Are Injuries Covered by the Americans with Disabilities Act?

The answer to that question has traditionally hinged upon the severity of the injury itself. Prior to September 2008, Courts were unwilling to extend the protections of the Americans with Disabilities Act (“ADA”) to individuals who suffered from non-permanent injuries on the basis that such “temporary” injuries did not constitute a disability as defined by the ADA. That unwillingness seems to have eroded since the passage of the Americans with Disabilities Amendments Act of 2008 (“ADAAA”).

Acting in response to a series of Supreme Court decisions that Congress believed improperly restricted the scope of the ADA, Congress passed the ADAAA for the purpose of “reinstating a broad scope of protection to be available under the ADA.” Part of effectuating this goal involved instructing the United States Equal Employment Opportunity Commission (“EEOC”) to revise the regulations governing the ADA, including the definition of the term “substantially limits,” to render the regulations consistent with the broadened scope of the statute. The EEOC did just that, noting that the term “substantially limits” is “not meant to be a demanding standard” and that “effects of an impairment lasting or expected to last fewer than six months can be substantially limiting” for purposes of proving an actual disability.

Relying on the ADAAA and the revised EEOC regulations, the United States Court of Appeals for the Fourth Circuit recently overturned a district court decision holding a temporary injury could not constitute a disability as a matter of law. In Summers v. Altarum Institute, Corp., No. 13-1645 (4th Cir., Jan. 23, 2014), the court reviewed a case involving an employee who had sustained serious injuries to both of his legs which led his doctors to order him not to place any weight on his left leg for six weeks.

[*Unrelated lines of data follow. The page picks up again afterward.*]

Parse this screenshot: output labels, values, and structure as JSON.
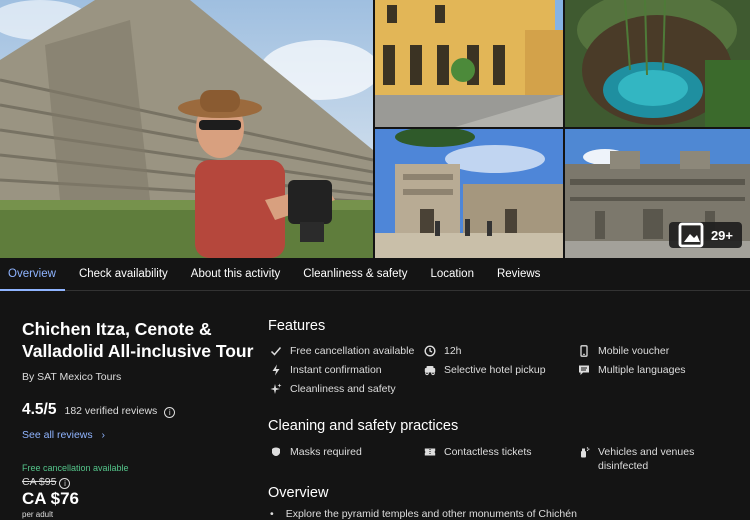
{
  "gallery": {
    "more_count": "29+"
  },
  "tabs": [
    {
      "label": "Overview",
      "active": true
    },
    {
      "label": "Check availability",
      "active": false
    },
    {
      "label": "About this activity",
      "active": false
    },
    {
      "label": "Cleanliness & safety",
      "active": false
    },
    {
      "label": "Location",
      "active": false
    },
    {
      "label": "Reviews",
      "active": false
    }
  ],
  "activity": {
    "title": "Chichen Itza, Cenote & Valladolid All-inclusive Tour",
    "operator": "By SAT Mexico Tours",
    "rating": "4.5/5",
    "reviews": "182 verified reviews",
    "see_all": "See all reviews",
    "free_cancellation": "Free cancellation available",
    "old_price": "CA $95",
    "price": "CA $76",
    "per": "per adult"
  },
  "features": {
    "title": "Features",
    "items": [
      {
        "label": "Free cancellation available",
        "icon": "check-icon"
      },
      {
        "label": "12h",
        "icon": "clock-icon"
      },
      {
        "label": "Mobile voucher",
        "icon": "phone-icon"
      },
      {
        "label": "Instant confirmation",
        "icon": "bolt-icon"
      },
      {
        "label": "Selective hotel pickup",
        "icon": "car-icon"
      },
      {
        "label": "Multiple languages",
        "icon": "chat-icon"
      },
      {
        "label": "Cleanliness and safety",
        "icon": "sparkle-icon"
      }
    ]
  },
  "cleaning": {
    "title": "Cleaning and safety practices",
    "items": [
      {
        "label": "Masks required",
        "icon": "mask-icon"
      },
      {
        "label": "Contactless tickets",
        "icon": "ticket-icon"
      },
      {
        "label": "Vehicles and venues disinfected",
        "icon": "spray-icon"
      }
    ]
  },
  "overview": {
    "title": "Overview",
    "bullet": "Explore the pyramid temples and other monuments of Chichén"
  },
  "colors": {
    "background": "#141414",
    "accent": "#8fb4ff",
    "success": "#54c48a"
  }
}
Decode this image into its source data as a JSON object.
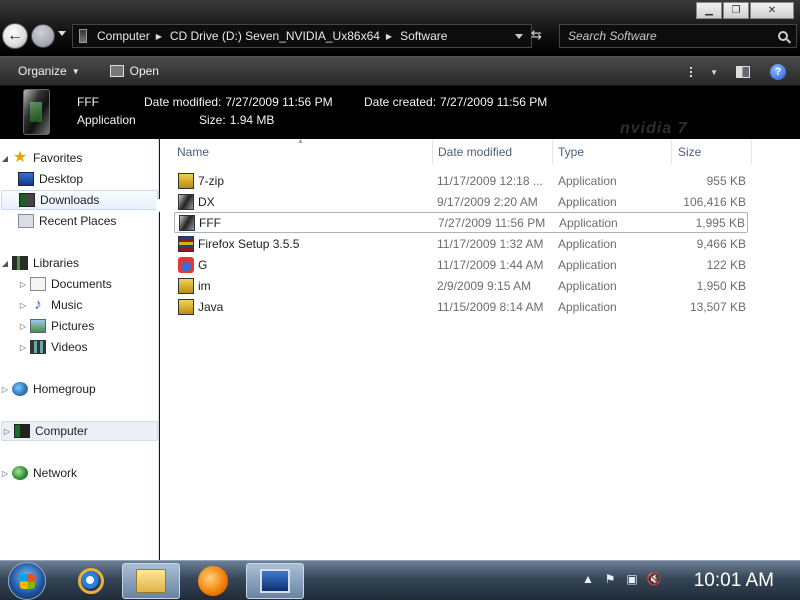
{
  "titlebar": {
    "breadcrumbs": [
      "Computer",
      "CD Drive (D:) Seven_NVIDIA_Ux86x64",
      "Software"
    ],
    "search_placeholder": "Search Software"
  },
  "commandbar": {
    "organize_label": "Organize",
    "open_label": "Open"
  },
  "details": {
    "file_name": "FFF",
    "file_type": "Application",
    "modified_label": "Date modified:",
    "modified_value": "7/27/2009 11:56 PM",
    "created_label": "Date created:",
    "created_value": "7/27/2009 11:56 PM",
    "size_label": "Size:",
    "size_value": "1.94 MB",
    "brand": "nvidia 7"
  },
  "navpane": {
    "favorites": "Favorites",
    "desktop": "Desktop",
    "downloads": "Downloads",
    "recent": "Recent Places",
    "libraries": "Libraries",
    "documents": "Documents",
    "music": "Music",
    "pictures": "Pictures",
    "videos": "Videos",
    "homegroup": "Homegroup",
    "computer": "Computer",
    "network": "Network"
  },
  "columns": {
    "name": "Name",
    "date": "Date modified",
    "type": "Type",
    "size": "Size"
  },
  "files": [
    {
      "name": "7-zip",
      "date": "11/17/2009 12:18 ...",
      "type": "Application",
      "size": "955 KB",
      "icon": "7zip-icon"
    },
    {
      "name": "DX",
      "date": "9/17/2009 2:20 AM",
      "type": "Application",
      "size": "106,416 KB",
      "icon": "directx-icon"
    },
    {
      "name": "FFF",
      "date": "7/27/2009 11:56 PM",
      "type": "Application",
      "size": "1,995 KB",
      "icon": "app-icon"
    },
    {
      "name": "Firefox Setup 3.5.5",
      "date": "11/17/2009 1:32 AM",
      "type": "Application",
      "size": "9,466 KB",
      "icon": "installer-icon"
    },
    {
      "name": "G",
      "date": "11/17/2009 1:44 AM",
      "type": "Application",
      "size": "122 KB",
      "icon": "setup-icon"
    },
    {
      "name": "im",
      "date": "2/9/2009 9:15 AM",
      "type": "Application",
      "size": "1,950 KB",
      "icon": "app-icon"
    },
    {
      "name": "Java",
      "date": "11/15/2009 8:14 AM",
      "type": "Application",
      "size": "13,507 KB",
      "icon": "app-icon"
    }
  ],
  "taskbar": {
    "clock": "10:01 AM"
  }
}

It was also estimated that Summers would not be able to walk normally for seven months at the earliest. Summers’ injuries, although serious and sufficient to entitle him to short-term disability benefits, were not permanent. This led the district court to dismiss Summers’ case on the premise that such non-permanent injuries were not disabilities as defined by the ADA.

On appeal, the Fourth Circuit held: “Under the ADAAA and its implementing regulations, an impairment is not categorically excluded from being a disability simply because it is temporary.” As a result, Summers’ case was sent back to the district court where he will now be able to litigate his claims of discrimination and failure to provide a reasonable accommodation for his disability against his former employer.

Although not binding on the Seventh Circuit and, therefore, not automatically applicable to Indiana employees, this decision demonstrates a newfound willingness by the courts to extend the protections of the ADA beyond permanent conditions and into the realm of serious, albeit temporary, health conditions and injuries.